Earlier this month, The Israel Antiquities Authority (IAA), dismissed the books as a forgery and as being a "mixture of incompatible periods and styles … without any connection or logic. Such forged motifs can be found in their thousands in the antiquities markets of Jordan and elsewhere in the Middle East."
One blogger, RogueClassicism.com, called the enthusiasm "silliness" and pointed out many of the contradictions in reports — such as some reports saying there were 70 books and others saying more than 20.
Another blogger, Zwinglius Redivivus, said, "Not buying it." The blogger continued, "A bevy of tests need to be administered, the 'script' needs to be deciphered and translated, and the materials must be independently authenticated as ancient before we can even begin to talk about some astonishing discovery. And even then, since the little objects were 'found' and no archaeological context for their discovery is available, they will nonetheless always remain tainted as untrustworthy. Without provenance, without context, there is no meaning. This is true of both texts and artifacts."
Others point to Elkington's involvement as a factor to instill doubt. This push of information seems to come out of a forthcoming book on the topic. His previous book was "In the Name of the Gods" which examined the vibrations of the universe. His bio says, "For 20 years David has been led on a revelatory trail through world mythology, linguistics and philology into geophysics, architecture, acoustics, music, neuro-physiology, theology and still further into the all-encompassing, resonant atmosphere of the planet."
A press release from Elkington said: "Initial metallurgical tests (spectrographic and crystallographic) indicate that the books made of lead could date from the first century AD, based on the form of corrosion which has taken place, which experts believe would be impossible to achieve artificially."
Chadwick thinks, however, that in situations like this it is best to see how many legitimate scholars are working on the discovery. Here, he said, that is lacking. At best they have a few scholars looking at them who, although perhaps good in their particular fields, do not have the particular expertise to pass judgment on these items.
But even if the reality does not match up to the hype on BBC and Fox News, Chadwick sees something positive in the interest it and other discoveries have generated. "It illustrates how very interested we are in the discovery of new things," he said. "I don't think it is a bad thing for people to have an interest in this. It does fall to us, both in the academic world and in the world of reporting to really get the facts right before we release stuff."
De Groote, Michael. 2011. "Ancient metal plates found in Middle East". Deseret News.

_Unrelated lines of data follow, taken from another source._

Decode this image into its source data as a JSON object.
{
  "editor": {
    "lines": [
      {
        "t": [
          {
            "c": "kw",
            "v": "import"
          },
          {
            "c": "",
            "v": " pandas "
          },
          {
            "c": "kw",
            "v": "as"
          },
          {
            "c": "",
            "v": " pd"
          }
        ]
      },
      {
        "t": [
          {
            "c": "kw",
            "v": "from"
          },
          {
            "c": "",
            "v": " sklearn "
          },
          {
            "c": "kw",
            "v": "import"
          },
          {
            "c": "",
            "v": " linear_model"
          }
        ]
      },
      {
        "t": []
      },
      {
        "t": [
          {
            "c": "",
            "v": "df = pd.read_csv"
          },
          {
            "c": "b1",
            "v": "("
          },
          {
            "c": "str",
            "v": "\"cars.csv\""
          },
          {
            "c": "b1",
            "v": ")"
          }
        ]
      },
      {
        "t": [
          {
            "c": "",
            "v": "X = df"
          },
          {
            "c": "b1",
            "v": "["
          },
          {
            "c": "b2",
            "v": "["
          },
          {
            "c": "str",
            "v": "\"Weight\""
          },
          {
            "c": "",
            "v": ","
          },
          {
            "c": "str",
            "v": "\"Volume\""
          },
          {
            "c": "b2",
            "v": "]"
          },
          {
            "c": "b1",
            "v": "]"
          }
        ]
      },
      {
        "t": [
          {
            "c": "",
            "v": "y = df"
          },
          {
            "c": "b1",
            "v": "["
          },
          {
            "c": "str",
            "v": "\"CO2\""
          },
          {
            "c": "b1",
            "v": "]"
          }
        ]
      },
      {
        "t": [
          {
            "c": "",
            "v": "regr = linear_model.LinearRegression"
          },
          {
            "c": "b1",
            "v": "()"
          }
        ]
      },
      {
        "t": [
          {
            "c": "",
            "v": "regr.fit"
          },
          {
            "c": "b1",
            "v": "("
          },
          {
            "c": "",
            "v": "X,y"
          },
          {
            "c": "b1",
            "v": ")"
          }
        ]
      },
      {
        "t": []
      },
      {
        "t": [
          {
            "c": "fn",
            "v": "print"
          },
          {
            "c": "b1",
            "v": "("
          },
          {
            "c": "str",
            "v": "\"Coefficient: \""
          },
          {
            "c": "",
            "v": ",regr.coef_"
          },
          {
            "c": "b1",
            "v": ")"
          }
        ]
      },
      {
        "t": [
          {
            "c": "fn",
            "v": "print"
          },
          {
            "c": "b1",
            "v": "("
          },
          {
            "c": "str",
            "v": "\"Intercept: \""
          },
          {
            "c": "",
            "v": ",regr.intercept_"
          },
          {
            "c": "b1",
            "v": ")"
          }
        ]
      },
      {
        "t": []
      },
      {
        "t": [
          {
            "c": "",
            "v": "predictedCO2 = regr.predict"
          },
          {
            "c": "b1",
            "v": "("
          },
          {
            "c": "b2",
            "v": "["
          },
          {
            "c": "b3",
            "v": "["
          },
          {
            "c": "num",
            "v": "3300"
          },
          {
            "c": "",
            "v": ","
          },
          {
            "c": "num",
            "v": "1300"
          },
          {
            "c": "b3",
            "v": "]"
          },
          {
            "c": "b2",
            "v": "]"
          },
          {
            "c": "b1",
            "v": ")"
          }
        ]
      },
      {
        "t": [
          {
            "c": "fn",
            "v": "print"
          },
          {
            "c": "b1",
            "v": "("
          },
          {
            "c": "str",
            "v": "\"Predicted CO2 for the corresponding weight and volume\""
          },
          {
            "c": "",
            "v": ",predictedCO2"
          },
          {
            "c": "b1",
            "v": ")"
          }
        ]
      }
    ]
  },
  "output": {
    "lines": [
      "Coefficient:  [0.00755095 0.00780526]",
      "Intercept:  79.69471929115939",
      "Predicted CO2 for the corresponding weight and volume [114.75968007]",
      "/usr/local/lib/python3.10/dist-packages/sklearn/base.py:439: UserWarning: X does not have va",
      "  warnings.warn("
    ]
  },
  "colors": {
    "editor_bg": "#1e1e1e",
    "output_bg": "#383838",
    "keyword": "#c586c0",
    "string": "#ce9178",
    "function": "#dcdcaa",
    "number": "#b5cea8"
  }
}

Posted: March 31, 2011. Available online: http://www.deseretnews.com/article/700123230/Ancient-metal-plates-found-in-Middle-East.html